Creating a garden out of a granite strewn wooded ravine was not a simple task, Furthermore, in addition to the main stream flowing through the lowest level of the garden, there was also a mill leat, which ran through the woods above the house, and this was partially diverted to add additional water features, such as the trout pond. It also overflowed through the property in times of heavy rain, and so this needed to be managed as well. After a few years, the atmospheric space that Cecily created was widely lauded, and the novel features a family who have been brought to the property purely to view the garden. However, they were used to formal lawns, flower borders, with geraniums and colourful bedding plants, and dedicated rose beds, and did not appreciate that the terrain made such standard features impossible, or that rhodedendrons and azaleas did flower, but only in the spring. Cecily commented, "Our ‘lawns’ were any shape, nearly as rough as a field and divided by a stream garden in which we grew irises, Osmunda, Caltha, Saxifraga Peltata and hundreds of primulas, the kinds that spread and prosper in a wet place." There was also a patch crammed with Colchicum, and rows of sweet peas.
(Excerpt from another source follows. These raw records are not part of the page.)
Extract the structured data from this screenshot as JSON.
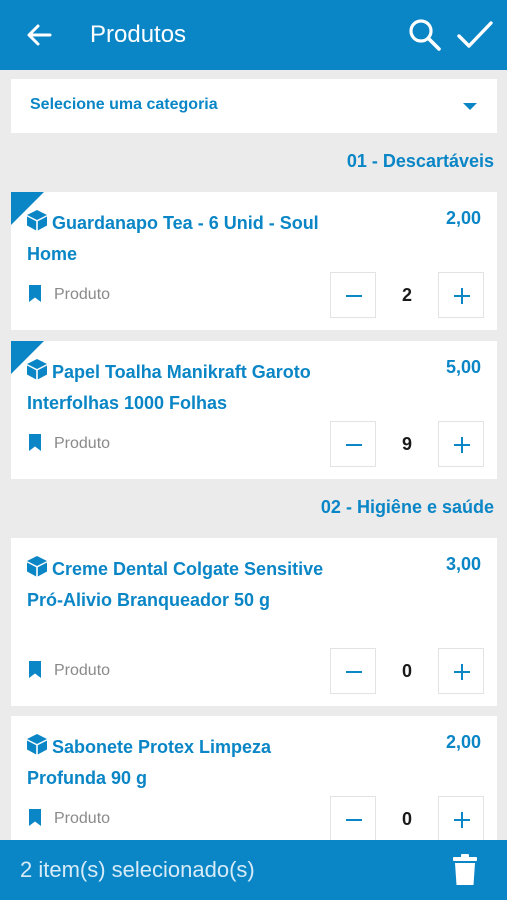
{
  "header": {
    "title": "Produtos",
    "back_icon": "arrow-left-icon",
    "search_icon": "search-icon",
    "confirm_icon": "check-icon",
    "color": "#0a86c6"
  },
  "category_select": {
    "label": "Selecione uma categoria",
    "icon": "caret-down-icon"
  },
  "sections": [
    {
      "title": "01 - Descartáveis",
      "products": [
        {
          "name": "Guardanapo Tea - 6 Unid - Soul Home",
          "price": "2,00",
          "type": "Produto",
          "quantity": "2",
          "selected": true
        },
        {
          "name": "Papel Toalha Manikraft Garoto Interfolhas 1000 Folhas",
          "price": "5,00",
          "type": "Produto",
          "quantity": "9",
          "selected": true
        }
      ]
    },
    {
      "title": "02 - Higiêne e saúde",
      "products": [
        {
          "name": "Creme Dental Colgate Sensitive Pró-Alivio Branqueador 50 g",
          "price": "3,00",
          "type": "Produto",
          "quantity": "0",
          "selected": false
        },
        {
          "name": "Sabonete Protex Limpeza Profunda 90 g",
          "price": "2,00",
          "type": "Produto",
          "quantity": "0",
          "selected": false
        }
      ]
    }
  ],
  "footer": {
    "selected_text": "2 item(s) selecionado(s)",
    "trash_icon": "trash-icon"
  }
}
However, they did discover and promote some rare plants - Dactylorhiza maculata subsp. ericetorum was registered in the joint names of Alfred and Dick Ullmann with the Botanical Soceity of the British Isles in June 1912, whilst Dick Ullmann registered Viola riviniana as having been found at Trewoofe in April 1913. In addition, on a small terrace, which enjoyed the sun, they created a vegetable patch, but did not attempt to obscure this from sight. She added,
"[We] never ask people to look at our garden. We know it is not as well kept as it would be if we could spend more on it or work harder in it ourselves. But in our eyes, it is one of the most beautiful gardens we know, because it is made in a wooded ravine and intersected by a deep rushing stream that tumbles over granite rocks, widens near the house into Thomas’ trout pond and then hurries to the sea again, foamy and gurgling."
However, in a bad storm, the close presence of woods and stream that gave the garden such character in the summer could become problematic. In the novel, an ash tree falls across the drive, nearly killing them, whilst the trout pool was transformed from a tranquil pond. "It had overflowed its banks in every direction and was tearing over the dam in torrents. All the little streams crossing our garden were swollen too and the main one had spread over the lawns on both sides and was pouring down a bank to the two small ponds given up to plants that flourish in damp places."
The idea of Alfred having his own trout pond most probably came from John Lamorna Birch, who had created one near his studio by the river lower down the valley. Alfred refused to allow ducks on his pond and whiled away many a happy hour fishing, with his trusty pipe in his mouth. Indeed, when the holidaymakers had gone home and when the servants were in order, it was a beautiful, tranquil spot, and Cecily had a hut constructed on a terrace in the sloping section of the garden at the front of the house where she could do her writing, inspired by the scenery and away from domestic hassles.